What Does It Mean To Be Allergic?
When I looked up the definition of allergy on the web, I found the following information through the Mayo Clinic:
Allergies occur when your immune system reacts to a foreign substance such as pollen, bee venom or pet dander.
Your immune system produces substances known as antibodies. Some of these antibodies protect you from unwanted invaders that could make you sick or cause an infection. When you have allergies, your immune system makes antibodies that identify your particular allergen as something harmful, even though it isn’t. When you come into contact with the allergen, your immune system’s reaction inflames your skin, sinuses, airways or digestive system.
I also found some interesting statistics through the CDC:
- 7.2 million kids have reported hay fever in the past 12 months
- 8.2 million kids have reported respiratory allergies in the past 12 months
- 3.8 million kids have reported food allergies in the last 12 months
The problem of allergies is magnified in my mind because it affects so many of our children.
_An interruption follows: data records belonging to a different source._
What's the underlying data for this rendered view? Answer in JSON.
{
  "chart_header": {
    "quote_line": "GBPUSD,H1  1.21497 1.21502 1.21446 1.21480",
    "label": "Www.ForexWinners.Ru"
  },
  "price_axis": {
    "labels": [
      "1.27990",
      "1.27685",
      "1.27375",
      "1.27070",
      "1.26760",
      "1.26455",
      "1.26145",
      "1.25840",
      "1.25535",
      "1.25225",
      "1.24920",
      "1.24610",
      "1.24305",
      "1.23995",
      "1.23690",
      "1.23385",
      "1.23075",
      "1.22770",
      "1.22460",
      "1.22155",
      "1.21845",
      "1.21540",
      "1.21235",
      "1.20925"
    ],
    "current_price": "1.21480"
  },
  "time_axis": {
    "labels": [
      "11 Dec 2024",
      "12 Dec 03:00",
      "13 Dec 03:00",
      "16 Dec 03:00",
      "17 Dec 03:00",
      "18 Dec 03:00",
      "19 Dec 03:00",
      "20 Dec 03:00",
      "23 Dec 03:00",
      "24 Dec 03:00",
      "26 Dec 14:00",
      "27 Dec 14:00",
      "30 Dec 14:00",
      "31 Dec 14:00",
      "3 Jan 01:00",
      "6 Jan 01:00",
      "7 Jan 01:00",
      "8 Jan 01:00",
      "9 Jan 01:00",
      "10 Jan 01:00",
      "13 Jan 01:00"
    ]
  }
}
The discomfort from having these problems can cause kids to lose interest in school, extracurricular activities, and simple playing.
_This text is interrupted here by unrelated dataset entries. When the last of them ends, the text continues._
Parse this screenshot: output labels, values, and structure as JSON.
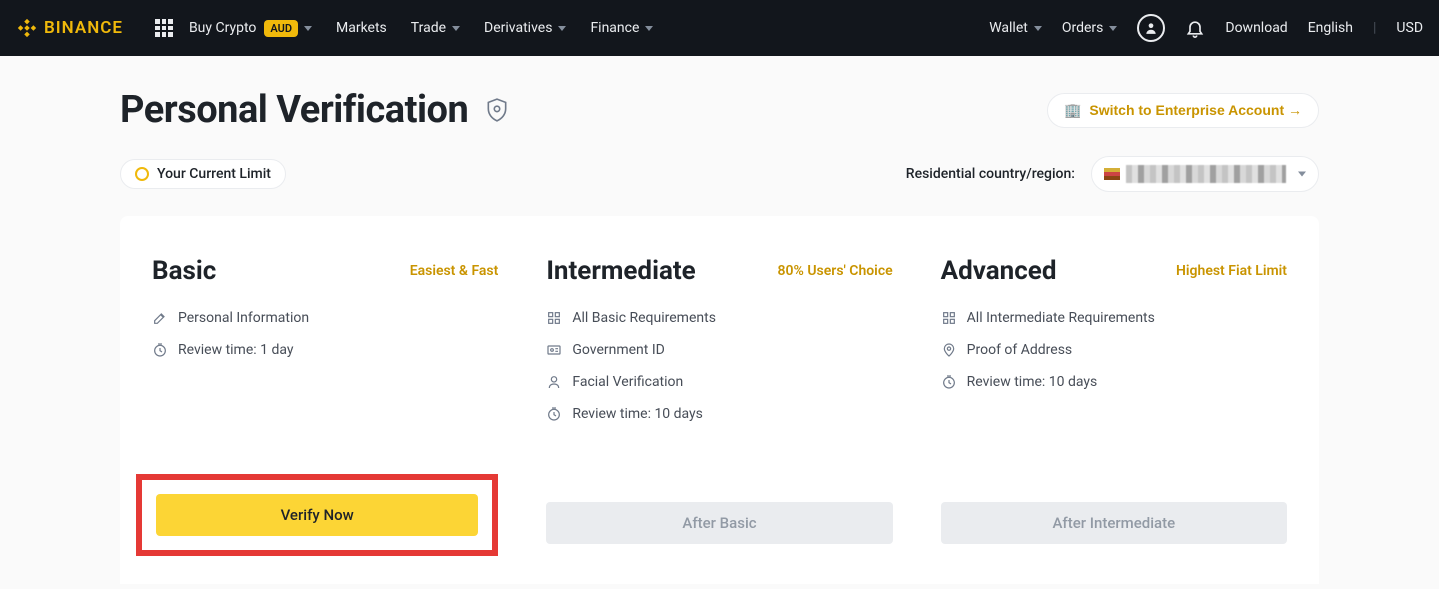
{
  "header": {
    "brand": "BINANCE",
    "nav_left": [
      {
        "label": "Buy Crypto",
        "badge": "AUD",
        "caret": true
      },
      {
        "label": "Markets",
        "caret": false
      },
      {
        "label": "Trade",
        "caret": true
      },
      {
        "label": "Derivatives",
        "caret": true
      },
      {
        "label": "Finance",
        "caret": true
      }
    ],
    "nav_right": {
      "wallet": "Wallet",
      "orders": "Orders",
      "download": "Download",
      "language": "English",
      "currency": "USD"
    }
  },
  "page": {
    "title": "Personal Verification",
    "enterprise_btn": "Switch to Enterprise Account →",
    "current_limit": "Your Current Limit",
    "country_label": "Residential country/region:"
  },
  "tiers": [
    {
      "title": "Basic",
      "tag": "Easiest & Fast",
      "reqs": [
        {
          "icon": "edit",
          "text": "Personal Information"
        },
        {
          "icon": "clock",
          "text": "Review time: 1 day"
        }
      ],
      "btn": "Verify Now",
      "btn_type": "primary",
      "highlight": true
    },
    {
      "title": "Intermediate",
      "tag": "80% Users' Choice",
      "reqs": [
        {
          "icon": "grid",
          "text": "All Basic Requirements"
        },
        {
          "icon": "id",
          "text": "Government ID"
        },
        {
          "icon": "face",
          "text": "Facial Verification"
        },
        {
          "icon": "clock",
          "text": "Review time: 10 days"
        }
      ],
      "btn": "After Basic",
      "btn_type": "disabled"
    },
    {
      "title": "Advanced",
      "tag": "Highest Fiat Limit",
      "reqs": [
        {
          "icon": "grid",
          "text": "All Intermediate Requirements"
        },
        {
          "icon": "pin",
          "text": "Proof of Address"
        },
        {
          "icon": "clock",
          "text": "Review time: 10 days"
        }
      ],
      "btn": "After Intermediate",
      "btn_type": "disabled"
    }
  ]
}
I am not a doctor or a nurse, but I am a concerned parent that is willing to take charge of the health of my children.
As parents, there is a piece of this that we can control by paying attention to the foods that our kids are eating. There are foods that are great for treating allergy symptoms and there are foods that cause allergy symptoms to flair up.
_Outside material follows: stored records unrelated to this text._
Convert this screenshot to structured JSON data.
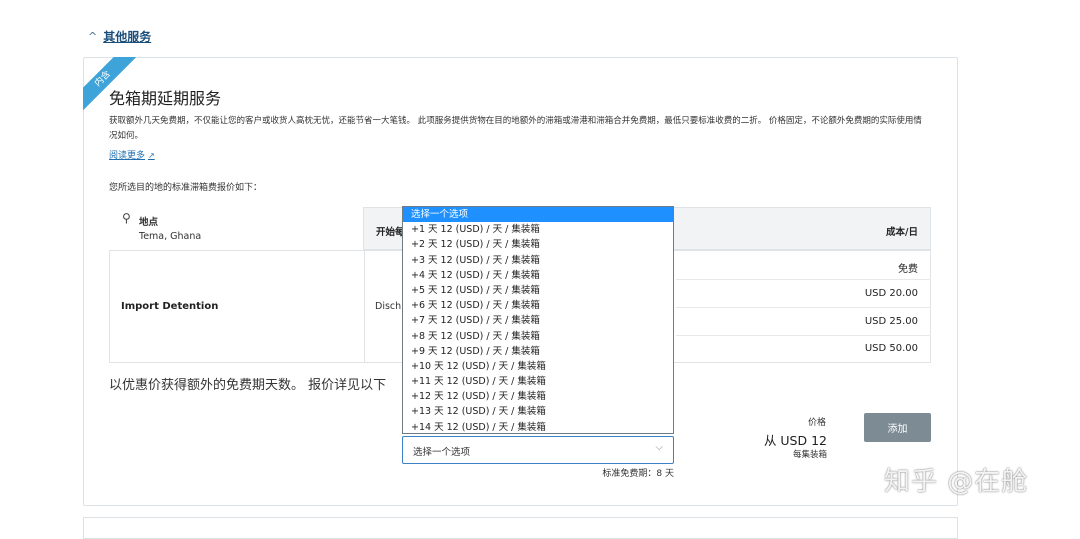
{
  "section": {
    "title": "其他服务",
    "chevron": "^"
  },
  "service": {
    "badge": "内含",
    "title": "免箱期延期服务",
    "description": "获取额外几天免费期，不仅能让您的客户或收货人高枕无忧，还能节省一大笔钱。 此项服务提供货物在目的地额外的滞箱或滞港和滞箱合并免费期，最低只要标准收费的二折。 价格固定，不论额外免费期的实际使用情况如何。",
    "read_more": "阅读更多",
    "std_label": "您所选目的地的标准滞箱费报价如下："
  },
  "location": {
    "label": "地点",
    "value": "Tema, Ghana",
    "icon": "location-pin-icon"
  },
  "table": {
    "col_start": "开始每",
    "col_cost": "成本/日",
    "type": "Import Detention",
    "start_value": "Disch",
    "costs": [
      "免费",
      "USD 20.00",
      "USD 25.00",
      "USD 50.00"
    ]
  },
  "promo": "以优惠价获得额外的免费期天数。 报价详见以下",
  "price": {
    "label": "价格",
    "value": "从 USD 12",
    "unit": "每集装箱"
  },
  "add_button": "添加",
  "select": {
    "value": "选择一个选项",
    "free_note": "标准免费期：8 天"
  },
  "dropdown": {
    "options": [
      "选择一个选项",
      "+1 天 12 (USD) / 天 / 集装箱",
      "+2 天 12 (USD) / 天 / 集装箱",
      "+3 天 12 (USD) / 天 / 集装箱",
      "+4 天 12 (USD) / 天 / 集装箱",
      "+5 天 12 (USD) / 天 / 集装箱",
      "+6 天 12 (USD) / 天 / 集装箱",
      "+7 天 12 (USD) / 天 / 集装箱",
      "+8 天 12 (USD) / 天 / 集装箱",
      "+9 天 12 (USD) / 天 / 集装箱",
      "+10 天 12 (USD) / 天 / 集装箱",
      "+11 天 12 (USD) / 天 / 集装箱",
      "+12 天 12 (USD) / 天 / 集装箱",
      "+13 天 12 (USD) / 天 / 集装箱",
      "+14 天 12 (USD) / 天 / 集装箱"
    ]
  },
  "watermark": "知乎 @在舱"
}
Generally speaking, vitamins provide a magnitude of strength to a child’s immune system. Coughing and wheezing can be brought under control by increasing the right vitamins into your child’s diet.
Vitamin C and Vitamin E are known as antioxidants. Foods such as tomatoes, apples, and citrus fruits are rich in these vitamins that help ward off allergy symptoms.
Lung function is improved when one increases their magnesium intake.
If your kids are not allergic to nuts, they can be a great source of magnesium, and if your child is experiencing increased mucus, nuts may be a good option for you to consider.
Over the years, I have read a great deal about the benefit of resveratrol. Its benefits are not only significant in terms of allergy symptoms, but also with asthma related issues.
Red grapes are full of this antioxidant. Consider adding red grapes when you make your next fruit smoothie with your kids.
Zinc is another nutrient that combats allergies as well as asthma. It helps to strengthen the immune system due to its antibacterial and antiviral makeup.
Some of the foods you can find zinc in naturally are roasted pumpkin seeds, dried watermelon seeds, and dark chocolate.
Getting Omega 3 fatty acids from our food can be more beneficial than trying to get it from a supplement.
Fish such as salmon and mackerel are high in Omega 3s. As with all other foods, it is necessary to be careful in where you are purchasing your fish from. In our family, we feel that buying good quality fish is worth the investment.
Each Child Is Unique
Learning how to treat allergies is an extremely individualized experience. It is important to pay close attention to your kids in order to determine what works and what does not work. What I have learned is just because something may work for one child does not mean it will work for another child. Talk to your kids about how they are feeling.
It may be necessary to keep a food journal depending on the severity of your little ones’ allergies.
All in all, this an excellent time to teach your children healthy eating habits that can last a life time.
- You can check the current pollen count in your area by checking the American Academy of Allergy, Asthma and Immunology.
- 7-Day Menu for Spring Allergy Season (WebMD)
- Natural Allergy Remedies (WebMD)